*Your objective:*
Please reproduce all of the data below exactly, leaving each picture out.

*Input for this task:*
+---+
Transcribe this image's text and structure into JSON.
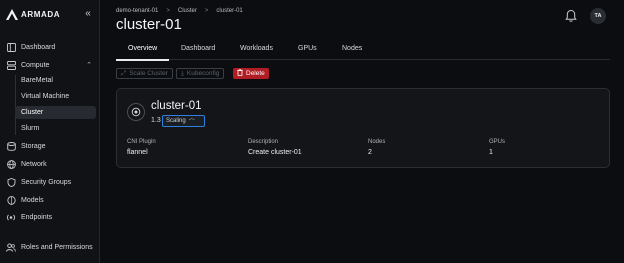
{
  "app": {
    "brand": "ARMADA",
    "collapse_icon": "double-chevron-left-icon"
  },
  "sidebar": {
    "items": [
      {
        "label": "Dashboard",
        "icon": "layout-icon"
      },
      {
        "label": "Compute",
        "icon": "server-icon"
      },
      {
        "label": "Storage",
        "icon": "database-icon"
      },
      {
        "label": "Network",
        "icon": "globe-icon"
      },
      {
        "label": "Security Groups",
        "icon": "shield-icon"
      },
      {
        "label": "Models",
        "icon": "models-icon"
      },
      {
        "label": "Endpoints",
        "icon": "endpoint-icon"
      },
      {
        "label": "Roles and Permissions",
        "icon": "users-icon"
      }
    ],
    "compute_sub": [
      "BareMetal",
      "Virtual Machine",
      "Cluster",
      "Slurm"
    ],
    "active_sub": "Cluster"
  },
  "header": {
    "breadcrumb": [
      "demo-tenant-01",
      "Cluster",
      "cluster-01"
    ],
    "title": "cluster-01",
    "avatar": "TA"
  },
  "tabs": [
    "Overview",
    "Dashboard",
    "Workloads",
    "GPUs",
    "Nodes"
  ],
  "active_tab": "Overview",
  "actions": {
    "scale": "Scale Cluster",
    "kubeconfig": "Kubeconfig",
    "delete": "Delete"
  },
  "card": {
    "name": "cluster-01",
    "version": "1.3",
    "status": "Scaling",
    "props": [
      {
        "label": "CNI Plugin",
        "value": "flannel"
      },
      {
        "label": "Description",
        "value": "Create cluster-01"
      },
      {
        "label": "Nodes",
        "value": "2"
      },
      {
        "label": "GPUs",
        "value": "1"
      }
    ]
  },
  "colors": {
    "accent_danger": "#b11d24",
    "highlight": "#2f7fe0",
    "background": "#0b0d10"
  }
}
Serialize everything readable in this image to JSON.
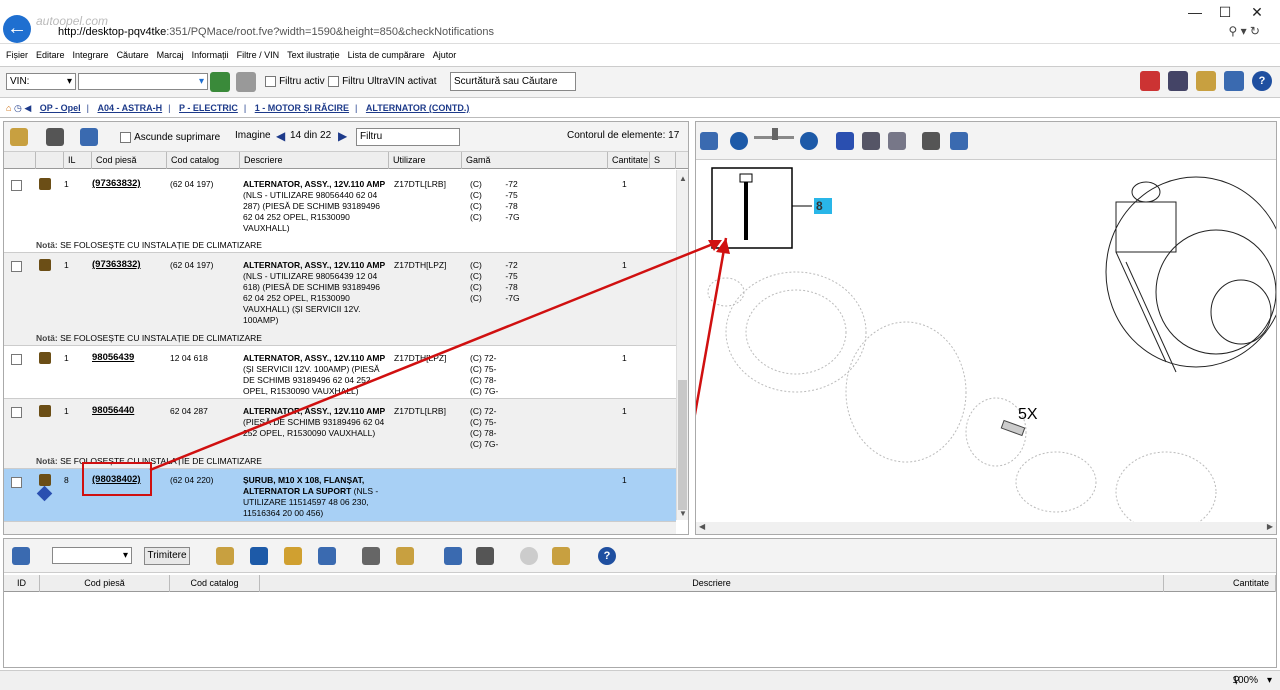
{
  "browser": {
    "url_host": "http://desktop-pqv4tke",
    "url_rest": ":351/PQMace/root.fve?width=1590&height=850&checkNotifications",
    "watermark": "autoopel.com"
  },
  "menu": [
    "Fișier",
    "Editare",
    "Integrare",
    "Căutare",
    "Marcaj",
    "Informații",
    "Filtre / VIN",
    "Text ilustrație",
    "Lista de cumpărare",
    "Ajutor"
  ],
  "toolbar": {
    "vin_label": "VIN:",
    "filter_active": "Filtru activ",
    "filter_ultravin": "Filtru UltraVIN activat",
    "shortcut_placeholder": "Scurtătură sau Căutare"
  },
  "breadcrumbs": [
    "OP - Opel",
    "A04 - ASTRA-H",
    "P - ELECTRIC",
    "1 - MOTOR ȘI RĂCIRE",
    "ALTERNATOR (CONTD.)"
  ],
  "parts_panel": {
    "hide_label": "Ascunde suprimare",
    "image_label": "Imagine",
    "image_position": "14 din 22",
    "filter_value": "Filtru",
    "counter_label": "Contorul de elemente: 17",
    "columns": [
      "IL",
      "Cod piesă",
      "Cod catalog",
      "Descriere",
      "Utilizare",
      "Gamă",
      "Cantitate",
      "S"
    ],
    "rows": [
      {
        "il": "1",
        "code": "(97363832)",
        "catalog": "(62 04 197)",
        "desc_bold": "ALTERNATOR, ASSY., 12V.110 AMP",
        "desc_rest": "(NLS - UTILIZARE 98056440 62 04 287) (PIESĂ DE SCHIMB 93189496 62 04 252 OPEL, R1530090 VAUXHALL)",
        "usage": "Z17DTL[LRB]",
        "range": [
          "(C)          -72",
          "(C)          -75",
          "(C)          -78",
          "(C)          -7G"
        ],
        "qty": "1",
        "note": "SE FOLOSEȘTE CU INSTALAȚIE DE CLIMATIZARE"
      },
      {
        "il": "1",
        "code": "(97363832)",
        "catalog": "(62 04 197)",
        "desc_bold": "ALTERNATOR, ASSY., 12V.110 AMP",
        "desc_rest": "(NLS - UTILIZARE 98056439 12 04 618) (PIESĂ DE SCHIMB 93189496 62 04 252 OPEL, R1530090 VAUXHALL) (ȘI SERVICII 12V. 100AMP)",
        "usage": "Z17DTH[LPZ]",
        "range": [
          "(C)          -72",
          "(C)          -75",
          "(C)          -78",
          "(C)          -7G"
        ],
        "qty": "1",
        "note": "SE FOLOSEȘTE CU INSTALAȚIE DE CLIMATIZARE"
      },
      {
        "il": "1",
        "code": "98056439",
        "catalog": "12 04 618",
        "desc_bold": "ALTERNATOR, ASSY., 12V.110 AMP",
        "desc_rest": "(ȘI SERVICII 12V. 100AMP) (PIESĂ DE SCHIMB 93189496 62 04 252 OPEL, R1530090 VAUXHALL)",
        "usage": "Z17DTH[LPZ]",
        "range": [
          "(C) 72-",
          "(C) 75-",
          "(C) 78-",
          "(C) 7G-"
        ],
        "qty": "1",
        "note": ""
      },
      {
        "il": "1",
        "code": "98056440",
        "catalog": "62 04 287",
        "desc_bold": "ALTERNATOR, ASSY., 12V.110 AMP",
        "desc_rest": "(PIESĂ DE SCHIMB 93189496 62 04 252 OPEL, R1530090 VAUXHALL)",
        "usage": "Z17DTL[LRB]",
        "range": [
          "(C) 72-",
          "(C) 75-",
          "(C) 78-",
          "(C) 7G-"
        ],
        "qty": "1",
        "note": "SE FOLOSEȘTE CU INSTALAȚIE DE CLIMATIZARE"
      },
      {
        "il": "8",
        "code": "(98038402)",
        "catalog": "(62 04 220)",
        "desc_bold": "ȘURUB, M10 X 108, FLANȘAT, ALTERNATOR LA SUPORT",
        "desc_rest": "(NLS - UTILIZARE 11514597 48 06 230, 11516364 20 00 456)",
        "usage": "",
        "range": [],
        "qty": "1",
        "note": ""
      }
    ],
    "note_prefix": "Notă:"
  },
  "diagram": {
    "callout": "8",
    "label_5x": "5X"
  },
  "shopping": {
    "send_label": "Trimitere",
    "columns": [
      "ID",
      "Cod piesă",
      "Cod catalog",
      "Descriere",
      "Cantitate"
    ]
  },
  "status": {
    "zoom": "100%"
  }
}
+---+
*Reply:*
Transcribe this image's text and structure into JSON.
{
  "app": {
    "brand": "ARMADA",
    "collapse_icon": "double-chevron-left-icon"
  },
  "sidebar": {
    "items": [
      {
        "label": "Dashboard",
        "icon": "layout-icon"
      },
      {
        "label": "Compute",
        "icon": "server-icon"
      },
      {
        "label": "Storage",
        "icon": "database-icon"
      },
      {
        "label": "Network",
        "icon": "globe-icon"
      },
      {
        "label": "Security Groups",
        "icon": "shield-icon"
      },
      {
        "label": "Models",
        "icon": "models-icon"
      },
      {
        "label": "Endpoints",
        "icon": "endpoint-icon"
      },
      {
        "label": "Roles and Permissions",
        "icon": "users-icon"
      }
    ],
    "compute_sub": [
      "BareMetal",
      "Virtual Machine",
      "Cluster",
      "Slurm"
    ],
    "active_sub": "Cluster"
  },
  "header": {
    "breadcrumb": [
      "demo-tenant-01",
      "Cluster",
      "cluster-01"
    ],
    "title": "cluster-01",
    "avatar": "TA"
  },
  "tabs": [
    "Overview",
    "Dashboard",
    "Workloads",
    "GPUs",
    "Nodes"
  ],
  "active_tab": "Overview",
  "actions": {
    "scale": "Scale Cluster",
    "kubeconfig": "Kubeconfig",
    "delete": "Delete"
  },
  "card": {
    "name": "cluster-01",
    "version": "1.3",
    "status": "Scaling",
    "props": [
      {
        "label": "CNI Plugin",
        "value": "flannel"
      },
      {
        "label": "Description",
        "value": "Create cluster-01"
      },
      {
        "label": "Nodes",
        "value": "2"
      },
      {
        "label": "GPUs",
        "value": "1"
      }
    ]
  },
  "colors": {
    "accent_danger": "#b11d24",
    "highlight": "#2f7fe0",
    "background": "#0b0d10"
  }
}
Serialize everything readable in this image to JSON.
{
  "browser": {
    "url_host": "http://desktop-pqv4tke",
    "url_rest": ":351/PQMace/root.fve?width=1590&height=850&checkNotifications",
    "watermark": "autoopel.com"
  },
  "menu": [
    "Fișier",
    "Editare",
    "Integrare",
    "Căutare",
    "Marcaj",
    "Informații",
    "Filtre / VIN",
    "Text ilustrație",
    "Lista de cumpărare",
    "Ajutor"
  ],
  "toolbar": {
    "vin_label": "VIN:",
    "filter_active": "Filtru activ",
    "filter_ultravin": "Filtru UltraVIN activat",
    "shortcut_placeholder": "Scurtătură sau Căutare"
  },
  "breadcrumbs": [
    "OP - Opel",
    "A04 - ASTRA-H",
    "P - ELECTRIC",
    "1 - MOTOR ȘI RĂCIRE",
    "ALTERNATOR (CONTD.)"
  ],
  "parts_panel": {
    "hide_label": "Ascunde suprimare",
    "image_label": "Imagine",
    "image_position": "14 din 22",
    "filter_value": "Filtru",
    "counter_label": "Contorul de elemente: 17",
    "columns": [
      "IL",
      "Cod piesă",
      "Cod catalog",
      "Descriere",
      "Utilizare",
      "Gamă",
      "Cantitate",
      "S"
    ],
    "rows": [
      {
        "il": "1",
        "code": "(97363832)",
        "catalog": "(62 04 197)",
        "desc_bold": "ALTERNATOR, ASSY., 12V.110 AMP",
        "desc_rest": "(NLS - UTILIZARE 98056440 62 04 287) (PIESĂ DE SCHIMB 93189496 62 04 252 OPEL, R1530090 VAUXHALL)",
        "usage": "Z17DTL[LRB]",
        "range": [
          "(C)          -72",
          "(C)          -75",
          "(C)          -78",
          "(C)          -7G"
        ],
        "qty": "1",
        "note": "SE FOLOSEȘTE CU INSTALAȚIE DE CLIMATIZARE"
      },
      {
        "il": "1",
        "code": "(97363832)",
        "catalog": "(62 04 197)",
        "desc_bold": "ALTERNATOR, ASSY., 12V.110 AMP",
        "desc_rest": "(NLS - UTILIZARE 98056439 12 04 618) (PIESĂ DE SCHIMB 93189496 62 04 252 OPEL, R1530090 VAUXHALL) (ȘI SERVICII 12V. 100AMP)",
        "usage": "Z17DTH[LPZ]",
        "range": [
          "(C)          -72",
          "(C)          -75",
          "(C)          -78",
          "(C)          -7G"
        ],
        "qty": "1",
        "note": "SE FOLOSEȘTE CU INSTALAȚIE DE CLIMATIZARE"
      },
      {
        "il": "1",
        "code": "98056439",
        "catalog": "12 04 618",
        "desc_bold": "ALTERNATOR, ASSY., 12V.110 AMP",
        "desc_rest": "(ȘI SERVICII 12V. 100AMP) (PIESĂ DE SCHIMB 93189496 62 04 252 OPEL, R1530090 VAUXHALL)",
        "usage": "Z17DTH[LPZ]",
        "range": [
          "(C) 72-",
          "(C) 75-",
          "(C) 78-",
          "(C) 7G-"
        ],
        "qty": "1",
        "note": ""
      },
      {
        "il": "1",
        "code": "98056440",
        "catalog": "62 04 287",
        "desc_bold": "ALTERNATOR, ASSY., 12V.110 AMP",
        "desc_rest": "(PIESĂ DE SCHIMB 93189496 62 04 252 OPEL, R1530090 VAUXHALL)",
        "usage": "Z17DTL[LRB]",
        "range": [
          "(C) 72-",
          "(C) 75-",
          "(C) 78-",
          "(C) 7G-"
        ],
        "qty": "1",
        "note": "SE FOLOSEȘTE CU INSTALAȚIE DE CLIMATIZARE"
      },
      {
        "il": "8",
        "code": "(98038402)",
        "catalog": "(62 04 220)",
        "desc_bold": "ȘURUB, M10 X 108, FLANȘAT, ALTERNATOR LA SUPORT",
        "desc_rest": "(NLS - UTILIZARE 11514597 48 06 230, 11516364 20 00 456)",
        "usage": "",
        "range": [],
        "qty": "1",
        "note": ""
      }
    ],
    "note_prefix": "Notă:"
  },
  "diagram": {
    "callout": "8",
    "label_5x": "5X"
  },
  "shopping": {
    "send_label": "Trimitere",
    "columns": [
      "ID",
      "Cod piesă",
      "Cod catalog",
      "Descriere",
      "Cantitate"
    ]
  },
  "status": {
    "zoom": "100%"
  }
}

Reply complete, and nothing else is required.